Just For Fun
Games to Consider
iPhone & iPad
Locations & Scores
Brand Name Etymology
Can you pick the brand name from the description of how its name came about?
Updated Jun 14, 2013
Foreign Countries Americans Visit Most
Close-up 'E' Images
Quick Click Reflex Blitz
Classroom Grades Logic Puzzle
Harry Potter Surnames
Rate 5 stars
Rate 4 stars
Rate 3 stars
Rate 2 stars
Rate 1 star
How to Play
Click the green button to start and click the correct answers below
Generic Brand Names (A-Z)
From the name of a Slavic goddess, and used as a trading name by Russian automobile manufacturer AvtoVAZ (АВТОВАЗ in Russian).
Combination of the Danish 'leg godt', which means to 'play well'.
From the name of the founder Adolf (Adi) Dassler.
Portmanteau for Albrecht (name of the founders) and discount
Spanish for 'high view'
Founder Jeff Bezos renamed the company (from the earlier name of Cadabra.com) after the world's most voluminous river. He saw the potential for more sales in an online store.
The name is a contraction of Alan Michael Sugar Trading.
Latin translation of the German name 'Horch', after the founder August Horch. In English it is 'hark'.
Chain of supermarkets and hypermarkets which started with a store near a crossroads in Annecy, France.
From the name of its founder, Kashio Tadao, who had set up the company Kashio Seisakujo as a subcontractor factory.
Short for San Francisco.
Japanese manufacturer named from 'Son of Electronic Printer'
Anagram of the name of its founder, Herbert Froode
Fabbrica Italiana Automobili Torino (Italian Automobile Factory of Turin)
Name was invented in 1961 by ice-cream makers Reuben and Rose Mattus of the Bronx 'to convey an aura of the old-world traditions and craftsmanship'. The name has no meaning.
From the name of the founder and the German home town of the company: Hans Riegel, Bonn.

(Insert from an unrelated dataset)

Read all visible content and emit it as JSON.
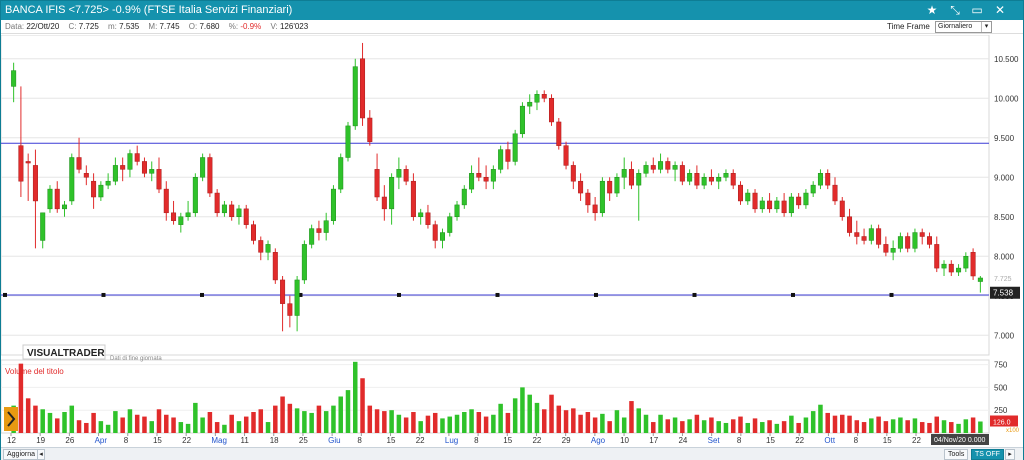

Composite of the initials of the Swedish founder's name plus the first letters of the names of the property and village in which he grew up: Ingvar Kamprad Elmtaryd Agunnaryd.
Invention of founder George Eastman. He tried out various combinations of words starting and ending with 'K' because he liked the letter.
In 1907, Eugène Schueller, a young French chemist, developed an innovative hair-color formula. He called his improved hair dye Auréole.
From the first name of the daughter of Emil Jellinek, who distributed cars of the early Daimler company around 1900.
From the merger of Yola and Coplait in 1965
Named after founder Sam Walton
German for 'people's car'. Ferdinand Porsche wanted to produce a car that was affordable for the masses – the Kraft-durch-Freude-Wagen (or 'Strength-Through-Joy car')
From the Latin word which means 'I roll'. It was originally a name for a ball bearing being developed by SKF.
Founded in 1924 by the Humphrey (Umphrey) Brothers, Harold C. and Wallace.
Named after a character in Herman Melville's novel Moby-Dick. Also a variation of Starbo: at the time, a local mining camp north of Seattle.
From the Japanese name for the constellation known as Pleiades or Seven Sisters. Formed from a merger of seven other companies, and the constellation is featured on the logo.
From the Latin word 'sonus' meaning sound, and 'sonny' a slang word used by Americans to refer to a bright youngster.
Founded in 1937 in Sweden as Svenska Aeroplan Aktiebolaget (Swedish Aeroplane Company)
Named from the digestive enzyme pepsin.
Named after the Greek goddess of victory
The company was earlier known by the name Nippon Sangyo which means 'Japan Industries'.
You haven't played this game yet.
You Might Also Like...
The Hundred Million Quiz
(warning: may contain spoilers)
Top Games Today in Miscellaneous
Close-up 'E' Images
Logos with Orange
'S' Images Close-Up
Top Games with Similar Tags
30 Facts that Start with 'R'
Source Languages of English Words
Top User Games in Miscellaneous
Am I Alive?
Before they Died: Last Photos
Popular Girls Names by State (2014)
Like us on Facebook
Follow us on Twitter
Follow us on Google+
2007-15 © Sporcle, Inc.
Partner of USA TODAY Sports Digital Properties
Go to the Sporcle.com Mobile Site →